We enjoyed dinner at my mother-in-law’s house yesterday, and dessert consisted of a delicious cake with rich frosting. This immediately sparked a conversation about my mother and her insatiable sweet tooth.

My mother and her desserts

My sister and I sometimes enjoy conversations about our parents, growing up, and the past. They often lead to a few laughs, and occasionally she remembers things I’ve forgotten.

Even now, I talk to my parents. I tell Mom stories about our silly cat and ask my father what he thinks of my recent oil paintings. Other times I ask them for advice. I swear I hear their voices and words of encouragement.


Books and movies remind us that we’re not alone. Everyone experiences loss, longing, pain, hope, and more. Why not learn from the wisdom of others?

“There is no friend as loyal as a book.” -Ernest Hemingway

Some books and movies move me to tears but in a good way. They can cleanse your spirit, offer new perspectives, and help you soldier on.


Lean into your passions, for they can open a doorway into a zen-like garden of blissful flow. A few hours at the painting easel completely absorbs me the same way that an afternoon in the garden transports my wife.

“It can be coins or sports or politics or horses or music or faith, the saddest people I’ve ever met in life are the ones who don’t care deeply about anything at all. Passion and satisfaction go hand in hand, and without them, any happiness is only temporary, because there’s nothing to make it last.” -Nicholas Sparks, Dear John
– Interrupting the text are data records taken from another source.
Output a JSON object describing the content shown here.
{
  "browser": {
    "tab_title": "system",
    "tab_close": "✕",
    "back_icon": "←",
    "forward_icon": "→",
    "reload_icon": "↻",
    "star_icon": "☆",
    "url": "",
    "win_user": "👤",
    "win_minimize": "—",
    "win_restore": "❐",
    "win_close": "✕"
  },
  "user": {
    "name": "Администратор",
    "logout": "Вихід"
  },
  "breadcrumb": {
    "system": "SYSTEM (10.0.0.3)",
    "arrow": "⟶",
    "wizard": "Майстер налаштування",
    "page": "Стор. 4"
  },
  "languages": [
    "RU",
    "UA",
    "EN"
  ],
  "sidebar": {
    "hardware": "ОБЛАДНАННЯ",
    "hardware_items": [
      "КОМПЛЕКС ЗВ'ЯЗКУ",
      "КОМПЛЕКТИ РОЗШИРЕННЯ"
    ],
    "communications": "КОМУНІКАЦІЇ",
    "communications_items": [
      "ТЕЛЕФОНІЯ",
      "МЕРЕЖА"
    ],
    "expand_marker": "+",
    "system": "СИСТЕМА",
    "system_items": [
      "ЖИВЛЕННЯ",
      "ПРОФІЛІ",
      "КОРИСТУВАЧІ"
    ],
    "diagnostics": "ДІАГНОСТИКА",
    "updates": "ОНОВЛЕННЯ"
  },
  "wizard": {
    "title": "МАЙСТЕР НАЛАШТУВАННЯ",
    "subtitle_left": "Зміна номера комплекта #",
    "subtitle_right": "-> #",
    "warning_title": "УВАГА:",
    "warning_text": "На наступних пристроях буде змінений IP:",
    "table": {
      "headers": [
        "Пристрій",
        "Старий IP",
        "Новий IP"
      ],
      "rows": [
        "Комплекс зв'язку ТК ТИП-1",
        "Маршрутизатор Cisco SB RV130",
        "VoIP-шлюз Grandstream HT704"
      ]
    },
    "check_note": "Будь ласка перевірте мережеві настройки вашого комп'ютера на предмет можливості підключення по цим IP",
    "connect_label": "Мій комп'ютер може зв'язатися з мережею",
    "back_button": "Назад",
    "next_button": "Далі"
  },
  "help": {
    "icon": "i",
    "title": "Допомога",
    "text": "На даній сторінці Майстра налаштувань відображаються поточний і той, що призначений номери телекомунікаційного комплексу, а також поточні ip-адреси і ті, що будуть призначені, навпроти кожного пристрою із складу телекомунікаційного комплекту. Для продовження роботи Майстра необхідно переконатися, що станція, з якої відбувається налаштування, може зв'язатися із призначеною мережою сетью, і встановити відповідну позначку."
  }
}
Even better if your passion or creative work honor your dearly departed or pay tribute to some aspect of your past. Like the way the singer Steve Perry is creating music again, to keep a promise and honor the life of his late girlfriend, Kelly Nash.

Try the above suggestions to bring back your loved ones from the echoless shore. You might feel like a child again, if only for a short time.

Lastly, don’t forget the gift of sleep, where mothers, fathers, and loved ones long gone return to us sometimes. Where we hear their voices again, feel their hugs, and rejoice in their company.

Because in the end, eternity is no match for love.

Leave a Reply

Your email address will not be published.

This site uses Akismet to reduce spam. Learn how your comment data is processed.

Latest from Blog

A Beautiful Sadness

Mr Feelgood co-founder John Pearson drove 1500 miles in just over two days to bid farewell